Based on an interview I saw with Sara Bakely, the founder of Spanx and America’s youngest female billionaire, I wrote a blog post recently stating that I thought sales people need a new definition of failure. The article received such positive feedback that I thought I would take it one step further into sales management.
In the interview, Sara said that her father taught her a different definition of failure growing up. She was taught that instead of defining failure as the outcome, define it as not trying. In my opinion, the same definition of failure should be applied to sales. Think about it. How many more sales people on your team would be successful if they concentrated on the efforts required to make a sale, as opposed to just whether or not they closed a sale?
From a management perspective, instead of not reaching quota as the definition of failure for our sales representatives, we should define failure as them not completing the daily activities required to achieve it. If they didn’t make a sale today so be it, but they can still leave the office and consider themselves successful if they did everything they were supposed to have done to open one.
This new definition of failure could change the way we coach our teams. For example, instead of weekly reports talking only about sales closed during the past week, we could talk about how many sales appointments are booked for the upcoming week.
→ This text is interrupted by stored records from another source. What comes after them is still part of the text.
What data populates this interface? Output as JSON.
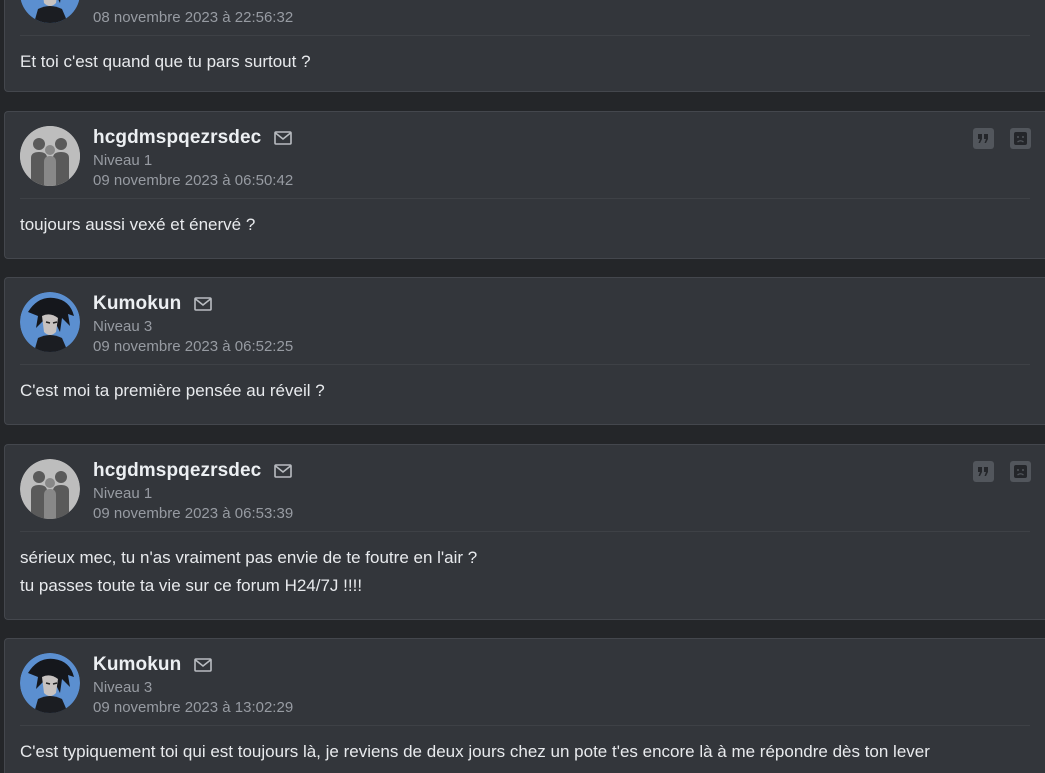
{
  "posts": [
    {
      "author": "",
      "level": "",
      "date": "08 novembre 2023 à 22:56:32",
      "lines": [
        "Et toi c'est quand que tu pars surtout ?"
      ],
      "avatar": "kumokun-avatar",
      "actions": false
    },
    {
      "author": "hcgdmspqezrsdec",
      "level": "Niveau 1",
      "date": "09 novembre 2023 à 06:50:42",
      "lines": [
        "toujours aussi vexé et énervé ?"
      ],
      "avatar": "default-silhouettes-avatar",
      "actions": true
    },
    {
      "author": "Kumokun",
      "level": "Niveau 3",
      "date": "09 novembre 2023 à 06:52:25",
      "lines": [
        "C'est moi ta première pensée au réveil ?"
      ],
      "avatar": "kumokun-avatar",
      "actions": false
    },
    {
      "author": "hcgdmspqezrsdec",
      "level": "Niveau 1",
      "date": "09 novembre 2023 à 06:53:39",
      "lines": [
        "sérieux mec, tu n'as vraiment pas envie de te foutre en l'air ?",
        "tu passes toute ta vie sur ce forum H24/7J !!!!"
      ],
      "avatar": "default-silhouettes-avatar",
      "actions": true
    },
    {
      "author": "Kumokun",
      "level": "Niveau 3",
      "date": "09 novembre 2023 à 13:02:29",
      "lines": [
        "C'est typiquement toi qui est toujours là, je reviens de deux jours chez un pote t'es encore là à me répondre dès ton lever"
      ],
      "avatar": "kumokun-avatar",
      "actions": false
    }
  ],
  "icons": {
    "mail": "envelope-icon",
    "quote": "quote-icon",
    "report": "sad-face-icon"
  },
  "colors": {
    "background": "#242629",
    "card": "#33363b",
    "text": "#e8eaed",
    "muted": "#979ba2"
  }
}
As opposed to sales contests being based solely on final sales results, we could also have a component based on sales activities such as the number of fact finds completed or presentations made. We ourselves could judge our own success by the number of joint field work calls completed with our representatives in addition to our team’s results.
For more information and detailed instructions on how to redefine your definition of failure and better manage the daily activities of your sales team, check out my book Action Plan for Sales Management Success.
Remember, your sales representatives have to start a sale in order to close a sale. If we manage their inputs, we will receive better outputs.